Box 914 Broomall, PA 19008-0914 Page 3 Contents User's Guide 4 Introduction 5 Biography of Homer 7 Thematic and Structural Analysis 11 List of Characters 30 Critical Views 33 Books by Homer 84 Works about Homer and the Iliad 86 Index of Themes and Ideas 90 Page 4 User's Guide This volume is designed to present biographical, critical, and bibliographical information on Homer and the Iliad. Following Harold Bloom's introduction, there appears a detailed biography of the author, discussing the major events in his life and his important literary works.
Book one opens when Agamemnon, as part of his war spoils, has taken a young woman, Chryseis, as mistress. Her father, however, is a priest of Apollo, and he calls upon the god to intercede for her return; Apollo attacks the Achaians for nine days (mirroring in miniature the nine years of war). When Achilles asks Kalchas, the augur, why Apollo is angry, he nervously explains and adds that the god will continue his onslaught until Chryseis is returned. But Agamemnon says he will give her up only if he can have Achilles' own mistress, Briseis.

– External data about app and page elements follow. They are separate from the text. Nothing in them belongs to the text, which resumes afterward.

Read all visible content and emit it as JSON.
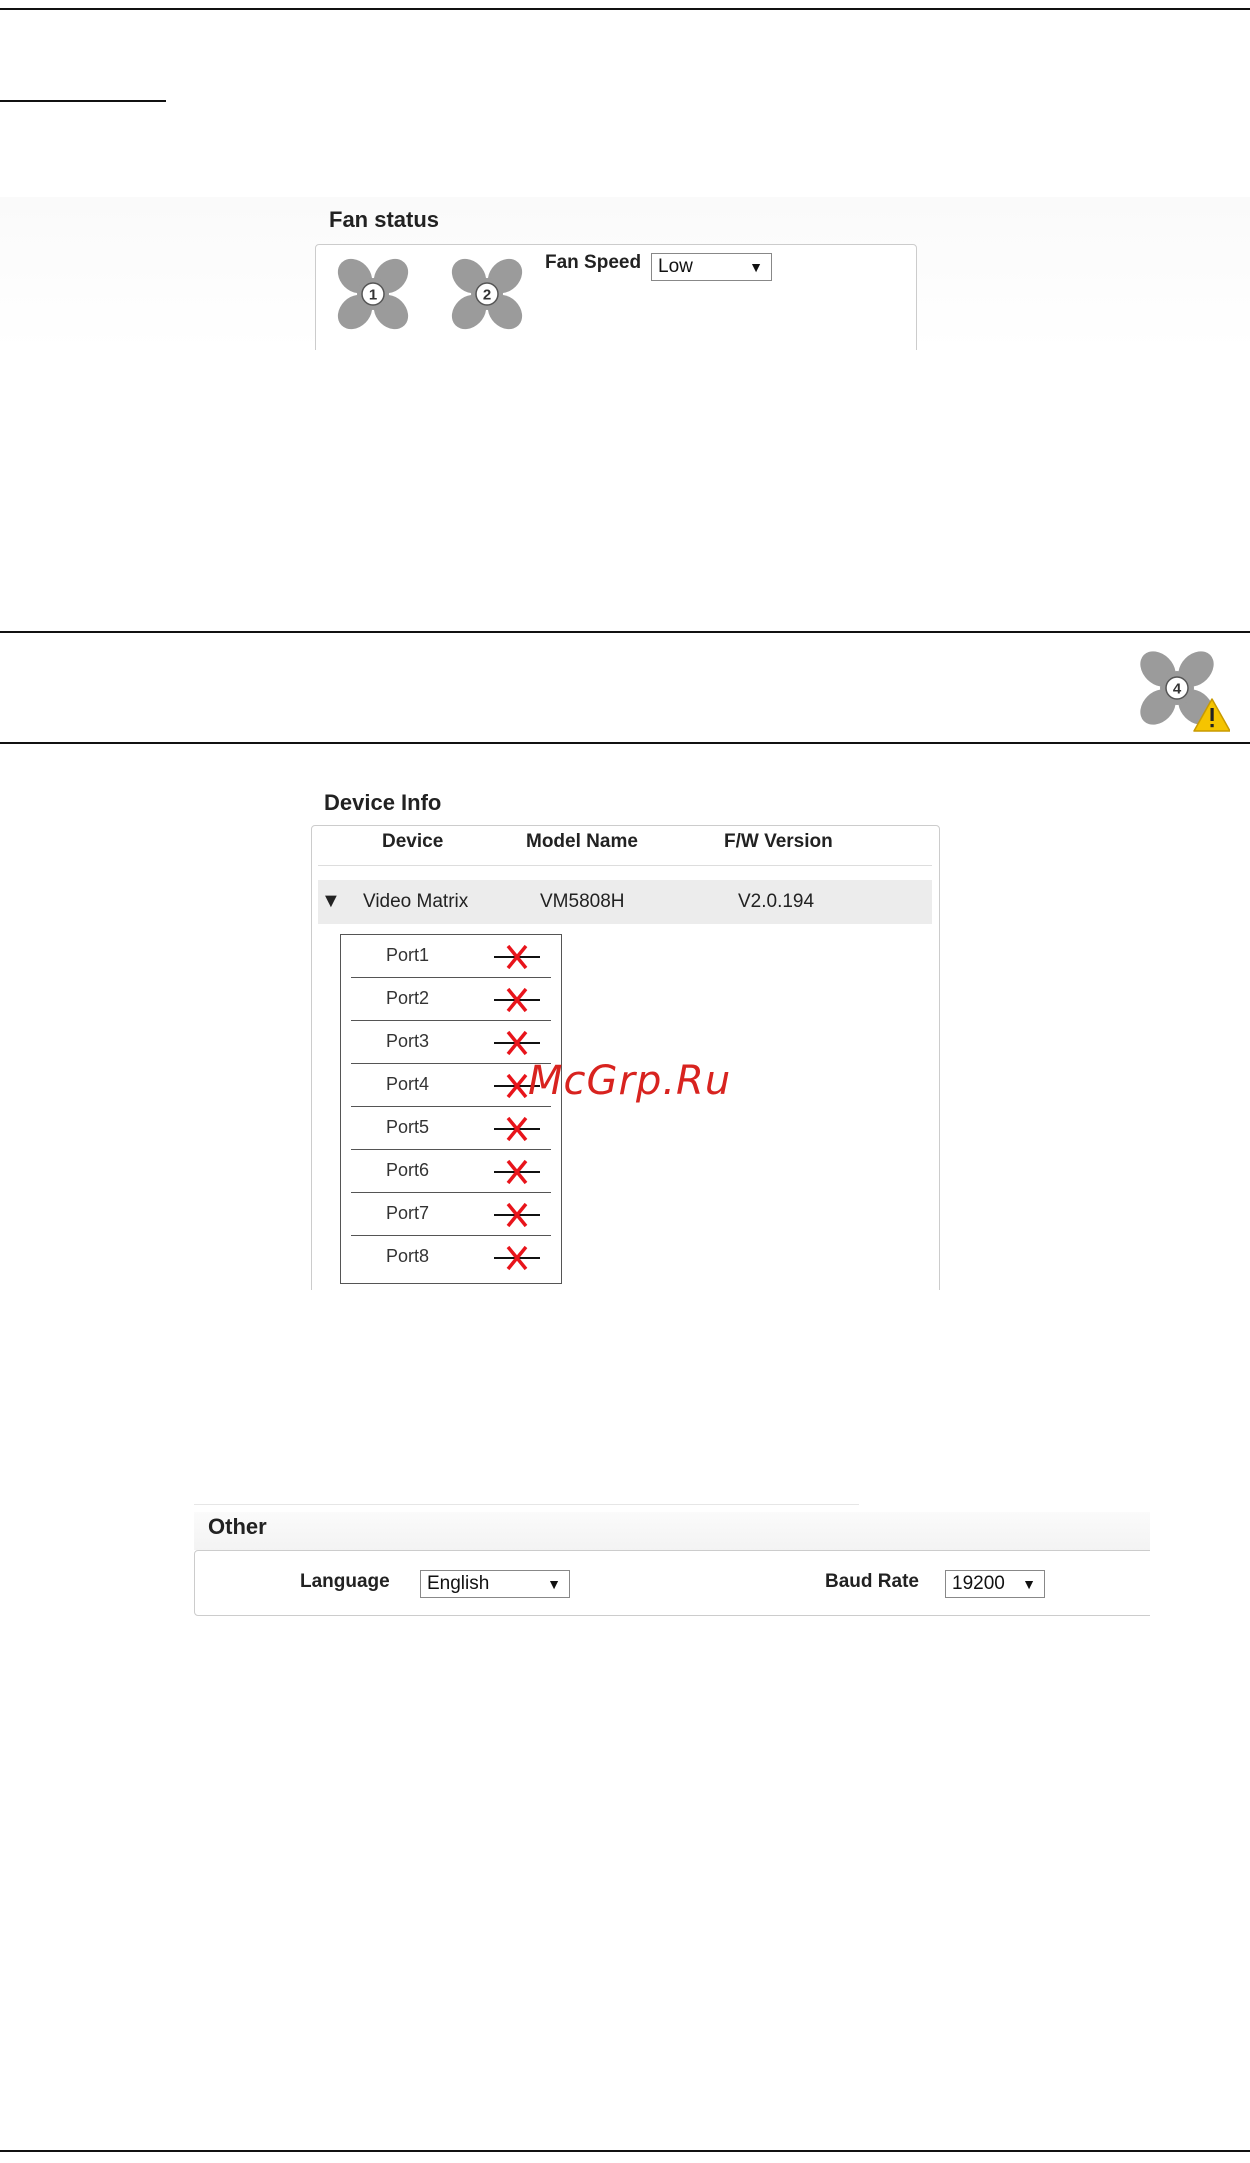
{
  "fan_status": {
    "title": "Fan status",
    "fans": [
      {
        "number": "1",
        "icon": "fan-icon"
      },
      {
        "number": "2",
        "icon": "fan-icon"
      }
    ],
    "speed_label": "Fan Speed",
    "speed_value": "Low"
  },
  "fan_warning": {
    "number": "4",
    "icon": "fan-warning-icon"
  },
  "device_info": {
    "title": "Device Info",
    "headers": [
      "Device",
      "Model Name",
      "F/W Version"
    ],
    "device": {
      "name": "Video Matrix",
      "model": "VM5808H",
      "firmware": "V2.0.194",
      "expand_icon": "triangle-down-icon"
    },
    "ports": [
      {
        "label": "Port1",
        "status_icon": "disconnected-icon"
      },
      {
        "label": "Port2",
        "status_icon": "disconnected-icon"
      },
      {
        "label": "Port3",
        "status_icon": "disconnected-icon"
      },
      {
        "label": "Port4",
        "status_icon": "disconnected-icon"
      },
      {
        "label": "Port5",
        "status_icon": "disconnected-icon"
      },
      {
        "label": "Port6",
        "status_icon": "disconnected-icon"
      },
      {
        "label": "Port7",
        "status_icon": "disconnected-icon"
      },
      {
        "label": "Port8",
        "status_icon": "disconnected-icon"
      }
    ]
  },
  "watermark": "McGrp.Ru",
  "other": {
    "title": "Other",
    "language_label": "Language",
    "language_value": "English",
    "baud_label": "Baud Rate",
    "baud_value": "19200"
  },
  "colors": {
    "disconnect": "#e8141b",
    "fan_gray": "#9b9b9b",
    "warning": "#f5c400"
  }
}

Apollo now abandons him. Ordered by Zeus, Athena tells Achilles to stop chasing and instead demand combat. Then, disguised as Hector's brother Deiphobos, she convinces Hector that the two should fight Achilles together. So Hector turns, faces Achilles, and tries to swear a mutual oath that the winner will not defile the other's corpse. Achilles will swear nothing. Achilles hurls his spear but misses Hector, and Athena returns his spear. Hector hits Achilles' shield but does not pierce it, so he calls to Deiphobos for another spearonly to find to his horror that Deiphobos is not there.
Homer's Iliad by Harold Bloom